• EXERCISE REQUIREMENTS: Retype all entries exactly as they stand, excluding pictures.
☆ ☆ ☆
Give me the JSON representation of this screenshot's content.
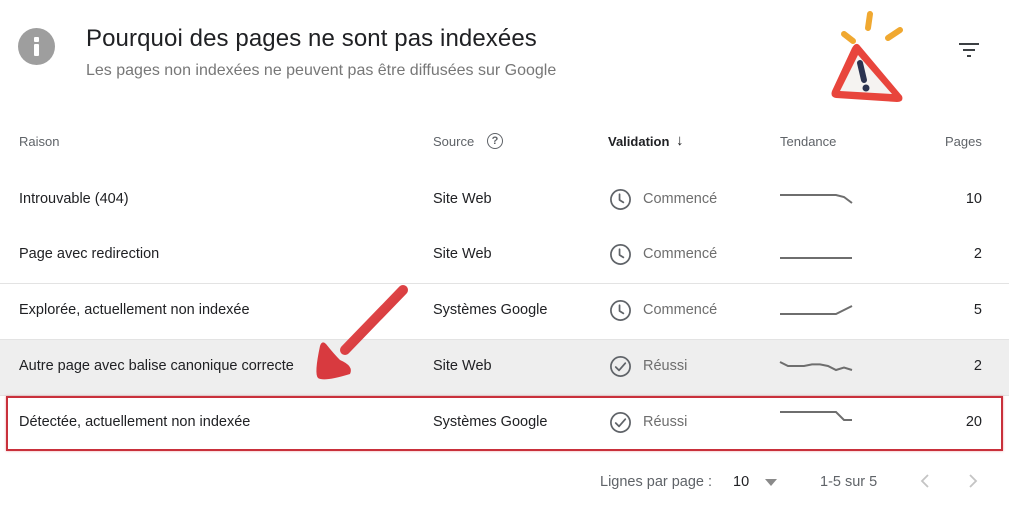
{
  "header": {
    "title": "Pourquoi des pages ne sont pas indexées",
    "subtitle": "Les pages non indexées ne peuvent pas être diffusées sur Google",
    "info_icon": "info-icon",
    "illustration": "warning-triangle-icon",
    "filter_icon": "filter-icon"
  },
  "table": {
    "columns": {
      "reason": "Raison",
      "source": "Source",
      "validation": "Validation",
      "trend": "Tendance",
      "pages": "Pages"
    },
    "sort": {
      "column": "validation",
      "direction": "descending"
    },
    "rows": [
      {
        "reason": "Introuvable (404)",
        "source": "Site Web",
        "status": "Commencé",
        "status_icon": "clock-icon",
        "pages": "10",
        "trend": [
          10,
          10,
          10,
          10,
          10,
          10,
          10,
          10,
          9.5,
          8
        ]
      },
      {
        "reason": "Page avec redirection",
        "source": "Site Web",
        "status": "Commencé",
        "status_icon": "clock-icon",
        "pages": "2",
        "trend": [
          2,
          2,
          2,
          2,
          2,
          2,
          2,
          2,
          2,
          2
        ]
      },
      {
        "reason": "Explorée, actuellement non indexée",
        "source": "Systèmes Google",
        "status": "Commencé",
        "status_icon": "clock-icon",
        "pages": "5",
        "trend": [
          4,
          4,
          4,
          4,
          4,
          4,
          4,
          4,
          4.5,
          5
        ]
      },
      {
        "reason": "Autre page avec balise canonique correcte",
        "source": "Site Web",
        "status": "Réussi",
        "status_icon": "check-circle-icon",
        "pages": "2",
        "trend": [
          3,
          2.5,
          2.5,
          2.5,
          2.7,
          2.7,
          2.5,
          2,
          2.3,
          2
        ]
      },
      {
        "reason": "Détectée, actuellement non indexée",
        "source": "Systèmes Google",
        "status": "Réussi",
        "status_icon": "check-circle-icon",
        "pages": "20",
        "trend": [
          22,
          22,
          22,
          22,
          22,
          22,
          22,
          22,
          20,
          20
        ]
      }
    ],
    "highlighted_row": 4,
    "hovered_row": 3
  },
  "pagination": {
    "rows_per_page_label": "Lignes par page :",
    "rows_per_page_value": "10",
    "range": "1-5 sur 5"
  },
  "colors": {
    "highlight": "#c9303b",
    "arrow": "#d83a3f",
    "hover_row": "#eeeeee"
  }
}
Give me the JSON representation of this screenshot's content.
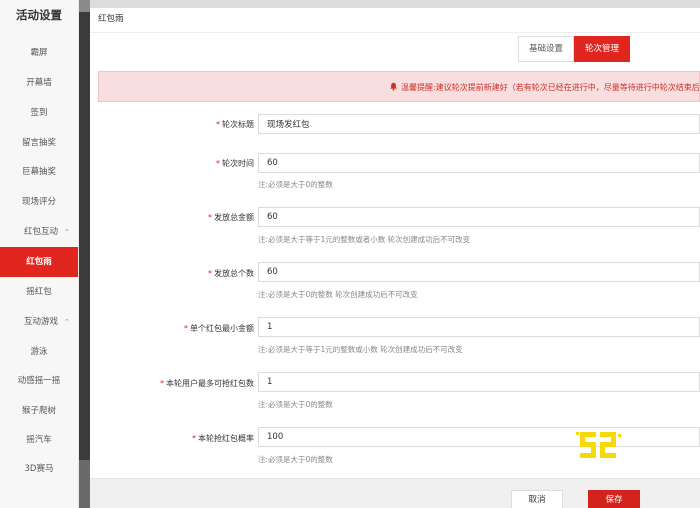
{
  "sidebar": {
    "title": "活动设置",
    "items": [
      {
        "label": "霸屏"
      },
      {
        "label": "开幕墙"
      },
      {
        "label": "签到"
      },
      {
        "label": "留言抽奖"
      },
      {
        "label": "巨幕抽奖"
      },
      {
        "label": "现场评分"
      }
    ],
    "group_hongbao": {
      "label": "红包互动"
    },
    "hongbao_items": [
      {
        "label": "红包雨",
        "active": true
      },
      {
        "label": "摇红包"
      }
    ],
    "group_games": {
      "label": "互动游戏"
    },
    "game_items": [
      {
        "label": "游泳"
      },
      {
        "label": "动感摇一摇"
      },
      {
        "label": "猴子爬树"
      },
      {
        "label": "摇汽车"
      },
      {
        "label": "3D赛马"
      }
    ]
  },
  "panel": {
    "title": "红包雨",
    "tabs": [
      {
        "label": "基础设置",
        "active": false
      },
      {
        "label": "轮次管理",
        "active": true
      }
    ],
    "notice": "温馨提醒:建议轮次提前新建好（若有轮次已经在进行中，尽量等待进行中轮次结束后再创建）"
  },
  "form": {
    "fields": [
      {
        "label": "轮次标题",
        "required": true,
        "value": "现场发红包",
        "hint": ""
      },
      {
        "label": "轮次时间",
        "required": true,
        "value": "60",
        "hint": "注:必须是大于0的整数"
      },
      {
        "label": "发放总金额",
        "required": true,
        "value": "60",
        "hint": "注:必须是大于等于1元的整数或者小数 轮次创建成功后不可改变"
      },
      {
        "label": "发放总个数",
        "required": true,
        "value": "60",
        "hint": "注:必须是大于0的整数 轮次创建成功后不可改变"
      },
      {
        "label": "单个红包最小金额",
        "required": true,
        "value": "1",
        "hint": "注:必须是大于等于1元的整数或小数 轮次创建成功后不可改变"
      },
      {
        "label": "本轮用户最多可抢红包数",
        "required": true,
        "value": "1",
        "hint": "注:必须是大于0的整数"
      },
      {
        "label": "本轮抢红包概率",
        "required": true,
        "value": "100",
        "hint": "注:必须是大于0的整数"
      }
    ]
  },
  "footer": {
    "cancel_label": "取消",
    "save_label": "保存"
  },
  "colors": {
    "accent": "#e0261f",
    "notice_bg": "#f8dede",
    "notice_text": "#d0312a",
    "logo": "#f5d90a"
  },
  "icons": {
    "notice": "bell-icon",
    "group_toggle": "chevron-icon"
  }
}
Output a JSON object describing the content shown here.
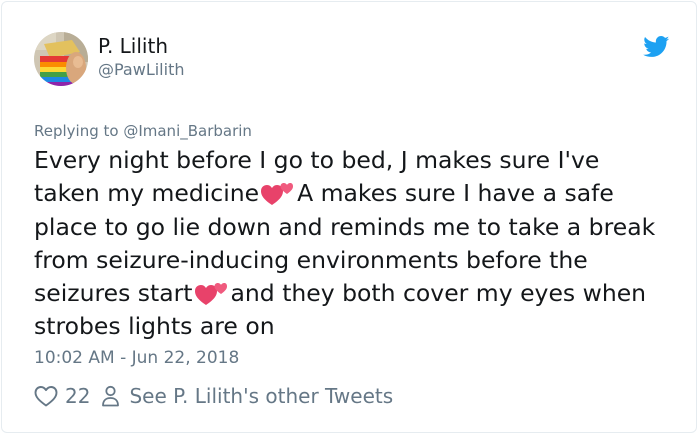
{
  "tweet": {
    "author": {
      "display_name": "P. Lilith",
      "handle": "@PawLilith",
      "avatar_icon": "rainbow-cake-photo"
    },
    "brand_icon": "twitter-bird-icon",
    "brand_color": "#1da1f2",
    "replying_to": "Replying to @Imani_Barbarin",
    "text_segments": [
      "Every night before I go to bed, J makes sure I've",
      "taken my medicine",
      "A makes sure I have a safe",
      "place to go lie down and reminds me to take a break",
      "from seizure-inducing environments before the",
      "seizures start",
      "and they both cover my eyes when",
      "strobes lights are on"
    ],
    "emoji": "two-hearts-emoji",
    "timestamp": "10:02 AM - Jun 22, 2018",
    "like_count": "22",
    "like_icon": "heart-outline-icon",
    "user_icon": "person-outline-icon",
    "see_others_label": "See P. Lilith's other Tweets"
  }
}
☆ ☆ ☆
• ANSWER AREA:
Give me the JSON representation of this screenshot's content.
{
  "header": {
    "title": "Pourquoi des pages ne sont pas indexées",
    "subtitle": "Les pages non indexées ne peuvent pas être diffusées sur Google",
    "info_icon": "info-icon",
    "illustration": "warning-triangle-icon",
    "filter_icon": "filter-icon"
  },
  "table": {
    "columns": {
      "reason": "Raison",
      "source": "Source",
      "validation": "Validation",
      "trend": "Tendance",
      "pages": "Pages"
    },
    "sort": {
      "column": "validation",
      "direction": "descending"
    },
    "rows": [
      {
        "reason": "Introuvable (404)",
        "source": "Site Web",
        "status": "Commencé",
        "status_icon": "clock-icon",
        "pages": "10",
        "trend": [
          10,
          10,
          10,
          10,
          10,
          10,
          10,
          10,
          9.5,
          8
        ]
      },
      {
        "reason": "Page avec redirection",
        "source": "Site Web",
        "status": "Commencé",
        "status_icon": "clock-icon",
        "pages": "2",
        "trend": [
          2,
          2,
          2,
          2,
          2,
          2,
          2,
          2,
          2,
          2
        ]
      },
      {
        "reason": "Explorée, actuellement non indexée",
        "source": "Systèmes Google",
        "status": "Commencé",
        "status_icon": "clock-icon",
        "pages": "5",
        "trend": [
          4,
          4,
          4,
          4,
          4,
          4,
          4,
          4,
          4.5,
          5
        ]
      },
      {
        "reason": "Autre page avec balise canonique correcte",
        "source": "Site Web",
        "status": "Réussi",
        "status_icon": "check-circle-icon",
        "pages": "2",
        "trend": [
          3,
          2.5,
          2.5,
          2.5,
          2.7,
          2.7,
          2.5,
          2,
          2.3,
          2
        ]
      },
      {
        "reason": "Détectée, actuellement non indexée",
        "source": "Systèmes Google",
        "status": "Réussi",
        "status_icon": "check-circle-icon",
        "pages": "20",
        "trend": [
          22,
          22,
          22,
          22,
          22,
          22,
          22,
          22,
          20,
          20
        ]
      }
    ],
    "highlighted_row": 4,
    "hovered_row": 3
  },
  "pagination": {
    "rows_per_page_label": "Lignes par page :",
    "rows_per_page_value": "10",
    "range": "1-5 sur 5"
  },
  "colors": {
    "highlight": "#c9303b",
    "arrow": "#d83a3f",
    "hover_row": "#eeeeee"
  }
}
Give me the JSON representation of this screenshot's content.
{
  "sidebar": {
    "title": "活动设置",
    "items": [
      {
        "label": "霸屏"
      },
      {
        "label": "开幕墙"
      },
      {
        "label": "签到"
      },
      {
        "label": "留言抽奖"
      },
      {
        "label": "巨幕抽奖"
      },
      {
        "label": "现场评分"
      }
    ],
    "group_hongbao": {
      "label": "红包互动"
    },
    "hongbao_items": [
      {
        "label": "红包雨",
        "active": true
      },
      {
        "label": "摇红包"
      }
    ],
    "group_games": {
      "label": "互动游戏"
    },
    "game_items": [
      {
        "label": "游泳"
      },
      {
        "label": "动感摇一摇"
      },
      {
        "label": "猴子爬树"
      },
      {
        "label": "摇汽车"
      },
      {
        "label": "3D赛马"
      }
    ]
  },
  "panel": {
    "title": "红包雨",
    "tabs": [
      {
        "label": "基础设置",
        "active": false
      },
      {
        "label": "轮次管理",
        "active": true
      }
    ],
    "notice": "温馨提醒:建议轮次提前新建好（若有轮次已经在进行中，尽量等待进行中轮次结束后再创建）"
  },
  "form": {
    "fields": [
      {
        "label": "轮次标题",
        "required": true,
        "value": "现场发红包",
        "hint": ""
      },
      {
        "label": "轮次时间",
        "required": true,
        "value": "60",
        "hint": "注:必须是大于0的整数"
      },
      {
        "label": "发放总金额",
        "required": true,
        "value": "60",
        "hint": "注:必须是大于等于1元的整数或者小数 轮次创建成功后不可改变"
      },
      {
        "label": "发放总个数",
        "required": true,
        "value": "60",
        "hint": "注:必须是大于0的整数 轮次创建成功后不可改变"
      },
      {
        "label": "单个红包最小金额",
        "required": true,
        "value": "1",
        "hint": "注:必须是大于等于1元的整数或小数 轮次创建成功后不可改变"
      },
      {
        "label": "本轮用户最多可抢红包数",
        "required": true,
        "value": "1",
        "hint": "注:必须是大于0的整数"
      },
      {
        "label": "本轮抢红包概率",
        "required": true,
        "value": "100",
        "hint": "注:必须是大于0的整数"
      }
    ]
  },
  "footer": {
    "cancel_label": "取消",
    "save_label": "保存"
  },
  "colors": {
    "accent": "#e0261f",
    "notice_bg": "#f8dede",
    "notice_text": "#d0312a",
    "logo": "#f5d90a"
  },
  "icons": {
    "notice": "bell-icon",
    "group_toggle": "chevron-icon"
  }
}
Output a JSON object describing the content shown here.
{
  "tweet": {
    "author": {
      "display_name": "P. Lilith",
      "handle": "@PawLilith",
      "avatar_icon": "rainbow-cake-photo"
    },
    "brand_icon": "twitter-bird-icon",
    "brand_color": "#1da1f2",
    "replying_to": "Replying to @Imani_Barbarin",
    "text_segments": [
      "Every night before I go to bed, J makes sure I've",
      "taken my medicine",
      "A makes sure I have a safe",
      "place to go lie down and reminds me to take a break",
      "from seizure-inducing environments before the",
      "seizures start",
      "and they both cover my eyes when",
      "strobes lights are on"
    ],
    "emoji": "two-hearts-emoji",
    "timestamp": "10:02 AM - Jun 22, 2018",
    "like_count": "22",
    "like_icon": "heart-outline-icon",
    "user_icon": "person-outline-icon",
    "see_others_label": "See P. Lilith's other Tweets"
  }
}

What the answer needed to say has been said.